Rattan & Eco-tourism. Finding alternatives uses for the Belantikan Forests

Thank you for your interesting questions about Belantikan Conservation Programme (BCP). You are right, Belantikan does need protection and we are looking for protected status, but we want this under local management with the involvement of the village communities. Protected status would then stop all legal logging and mineral extraction. We are working with the village communities of the Belantikan, who are highly dependent upon the forests, to identify and implement sustainable ways to generate an income. The working relationship between the communities and the BCP team is an honest and open one and this really helps to facilitate our work here.

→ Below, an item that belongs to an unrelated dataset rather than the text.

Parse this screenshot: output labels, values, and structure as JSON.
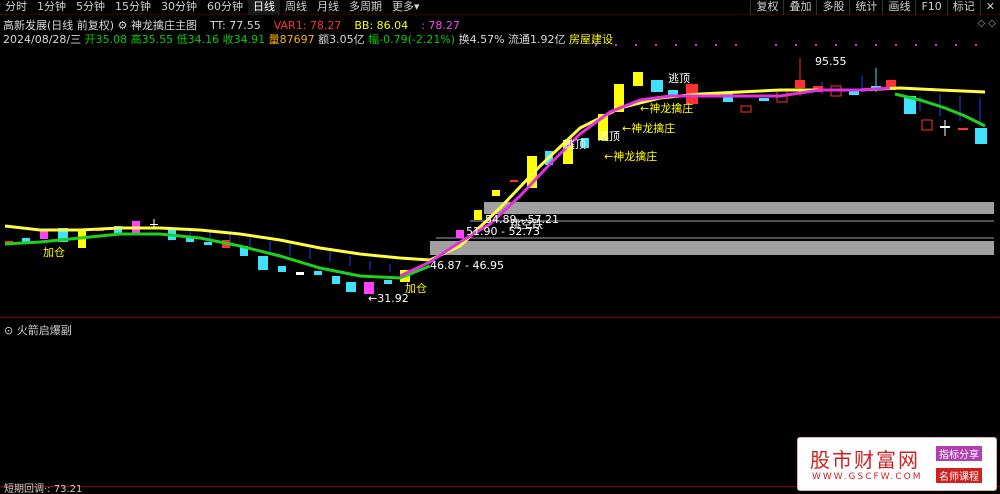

The BCP has a strong focus on sustainable agriculture with an emphasis on rattan harvesting. The Balai Belajar is the training centre for this and monthly meetings are also held here to evaluate the projects. Since the project started the number of people engaged in rattan harvesting has increased sharply from only one or two people per village, harvesting rattan occasionally, to over 20 people now deriving an income from it. The BCP has identified markets and traders and put the communities in touch with them and in recent months, the communities twice sold rattan at a profit with no intervention from project staff. Rubber cultivation is also being established and training sessions are again held in the Balai Belajar.

Balai Belajar

The Balai Belajar

An eco-tourism programme has been designed in consultation with the villages and we hope this will also generate alternative income. We are looking to run the first trip later this year. Participants will visit and stay at the villages and will have a unique opportunity to witness the local rituals and ceremonies, not to mention experience Belantikan’s incredible wildlife and natural wonders.

However, things are never simple. For those of you who are from Europe you might be aware that there is currently a European Union directive that bans flying on all of Indonesia’s airlines. This makes eco-tourism difficult, as it is virtually impossible to get travel insurance and our Study Tours to Tanjung Puting National Park have had to be postponed as a result. We still plan to establish eco-tourism in Belantikan and we will have to find a way around the EU directive!

More on Belantikan and its treasures soon…

Thank you.